App and web page records
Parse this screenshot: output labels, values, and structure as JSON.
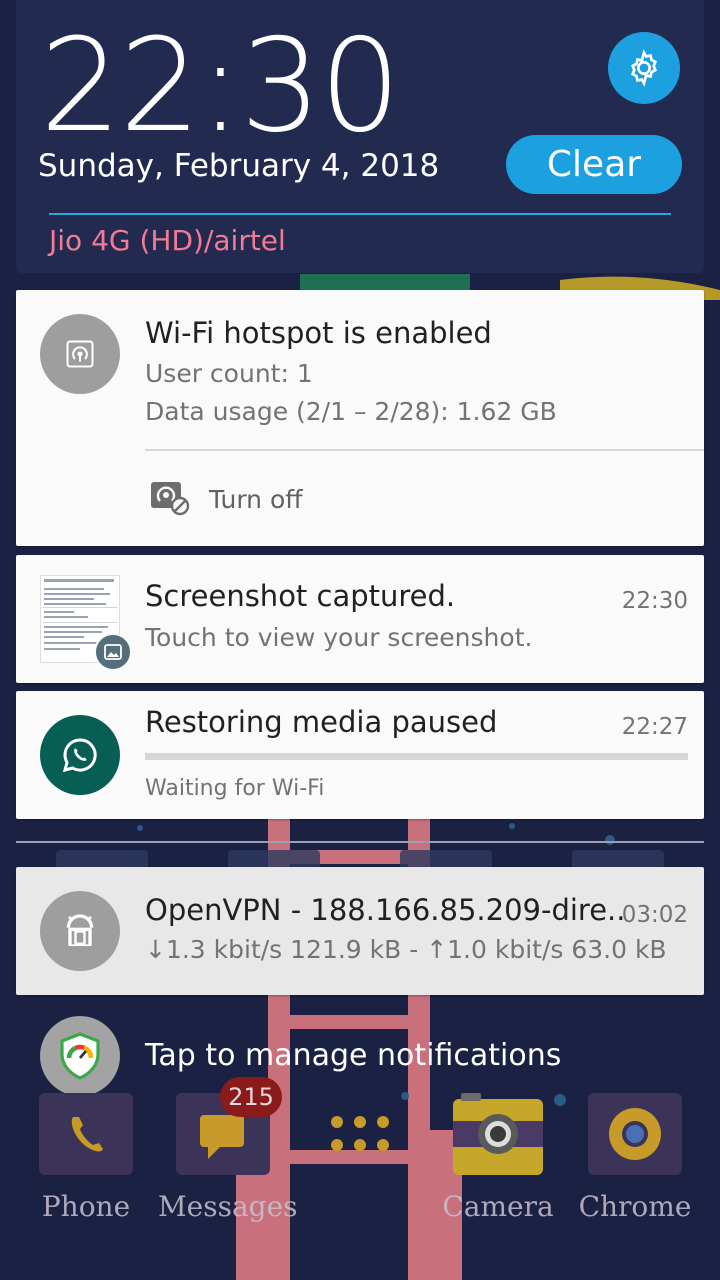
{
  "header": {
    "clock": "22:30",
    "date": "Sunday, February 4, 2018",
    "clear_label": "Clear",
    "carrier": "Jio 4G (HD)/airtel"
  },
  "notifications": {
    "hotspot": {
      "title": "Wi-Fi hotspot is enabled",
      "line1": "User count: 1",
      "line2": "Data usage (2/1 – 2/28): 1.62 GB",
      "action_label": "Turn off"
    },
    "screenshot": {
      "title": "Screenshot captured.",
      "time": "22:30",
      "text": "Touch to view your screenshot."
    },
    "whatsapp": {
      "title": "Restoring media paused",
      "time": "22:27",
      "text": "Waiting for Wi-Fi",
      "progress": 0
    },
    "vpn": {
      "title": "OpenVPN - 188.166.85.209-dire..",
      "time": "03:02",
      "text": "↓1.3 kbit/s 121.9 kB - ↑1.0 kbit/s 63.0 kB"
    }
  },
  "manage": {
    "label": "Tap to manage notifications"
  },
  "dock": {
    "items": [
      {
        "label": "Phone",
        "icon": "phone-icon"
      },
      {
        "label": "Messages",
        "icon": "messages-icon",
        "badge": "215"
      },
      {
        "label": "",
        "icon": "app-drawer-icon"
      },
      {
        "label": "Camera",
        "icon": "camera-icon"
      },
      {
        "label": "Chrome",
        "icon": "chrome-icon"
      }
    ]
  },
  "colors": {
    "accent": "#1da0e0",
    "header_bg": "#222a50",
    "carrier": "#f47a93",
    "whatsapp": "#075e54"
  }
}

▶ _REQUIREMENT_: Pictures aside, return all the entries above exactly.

▶ _ANSWER SPACE_:
Parse this screenshot: output labels, values, and structure as JSON.
{
  "header": {
    "clock": "22:30",
    "date": "Sunday, February 4, 2018",
    "clear_label": "Clear",
    "carrier": "Jio 4G (HD)/airtel"
  },
  "notifications": {
    "hotspot": {
      "title": "Wi-Fi hotspot is enabled",
      "line1": "User count: 1",
      "line2": "Data usage (2/1 – 2/28): 1.62 GB",
      "action_label": "Turn off"
    },
    "screenshot": {
      "title": "Screenshot captured.",
      "time": "22:30",
      "text": "Touch to view your screenshot."
    },
    "whatsapp": {
      "title": "Restoring media paused",
      "time": "22:27",
      "text": "Waiting for Wi-Fi",
      "progress": 0
    },
    "vpn": {
      "title": "OpenVPN - 188.166.85.209-dire..",
      "time": "03:02",
      "text": "↓1.3 kbit/s 121.9 kB - ↑1.0 kbit/s 63.0 kB"
    }
  },
  "manage": {
    "label": "Tap to manage notifications"
  },
  "dock": {
    "items": [
      {
        "label": "Phone",
        "icon": "phone-icon"
      },
      {
        "label": "Messages",
        "icon": "messages-icon",
        "badge": "215"
      },
      {
        "label": "",
        "icon": "app-drawer-icon"
      },
      {
        "label": "Camera",
        "icon": "camera-icon"
      },
      {
        "label": "Chrome",
        "icon": "chrome-icon"
      }
    ]
  },
  "colors": {
    "accent": "#1da0e0",
    "header_bg": "#222a50",
    "carrier": "#f47a93",
    "whatsapp": "#075e54"
  }
}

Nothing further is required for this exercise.